***** Record excerpts *****

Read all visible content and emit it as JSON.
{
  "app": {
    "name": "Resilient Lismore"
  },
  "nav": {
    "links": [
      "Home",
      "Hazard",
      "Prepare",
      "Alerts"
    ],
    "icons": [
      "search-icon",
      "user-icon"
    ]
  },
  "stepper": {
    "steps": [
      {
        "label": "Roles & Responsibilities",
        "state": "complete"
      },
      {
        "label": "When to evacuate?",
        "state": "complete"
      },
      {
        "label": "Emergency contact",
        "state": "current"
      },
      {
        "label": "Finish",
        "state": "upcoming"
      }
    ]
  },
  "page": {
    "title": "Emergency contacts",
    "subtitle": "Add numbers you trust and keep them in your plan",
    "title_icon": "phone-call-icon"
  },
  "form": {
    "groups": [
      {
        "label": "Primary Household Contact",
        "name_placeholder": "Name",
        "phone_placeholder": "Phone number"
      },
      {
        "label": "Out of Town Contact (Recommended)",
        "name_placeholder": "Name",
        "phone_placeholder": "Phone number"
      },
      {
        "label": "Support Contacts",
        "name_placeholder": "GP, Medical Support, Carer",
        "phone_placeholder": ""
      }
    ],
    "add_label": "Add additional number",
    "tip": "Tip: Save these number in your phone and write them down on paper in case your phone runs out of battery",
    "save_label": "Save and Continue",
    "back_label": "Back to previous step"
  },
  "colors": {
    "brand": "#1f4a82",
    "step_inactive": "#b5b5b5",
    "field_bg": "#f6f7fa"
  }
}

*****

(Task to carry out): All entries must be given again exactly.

(Exercise solution):
Read all visible content and emit it as JSON.
{
  "app": {
    "name": "Resilient Lismore"
  },
  "nav": {
    "links": [
      "Home",
      "Hazard",
      "Prepare",
      "Alerts"
    ],
    "icons": [
      "search-icon",
      "user-icon"
    ]
  },
  "stepper": {
    "steps": [
      {
        "label": "Roles & Responsibilities",
        "state": "complete"
      },
      {
        "label": "When to evacuate?",
        "state": "complete"
      },
      {
        "label": "Emergency contact",
        "state": "current"
      },
      {
        "label": "Finish",
        "state": "upcoming"
      }
    ]
  },
  "page": {
    "title": "Emergency contacts",
    "subtitle": "Add numbers you trust and keep them in your plan",
    "title_icon": "phone-call-icon"
  },
  "form": {
    "groups": [
      {
        "label": "Primary Household Contact",
        "name_placeholder": "Name",
        "phone_placeholder": "Phone number"
      },
      {
        "label": "Out of Town Contact (Recommended)",
        "name_placeholder": "Name",
        "phone_placeholder": "Phone number"
      },
      {
        "label": "Support Contacts",
        "name_placeholder": "GP, Medical Support, Carer",
        "phone_placeholder": ""
      }
    ],
    "add_label": "Add additional number",
    "tip": "Tip: Save these number in your phone and write them down on paper in case your phone runs out of battery",
    "save_label": "Save and Continue",
    "back_label": "Back to previous step"
  },
  "colors": {
    "brand": "#1f4a82",
    "step_inactive": "#b5b5b5",
    "field_bg": "#f6f7fa"
  }
}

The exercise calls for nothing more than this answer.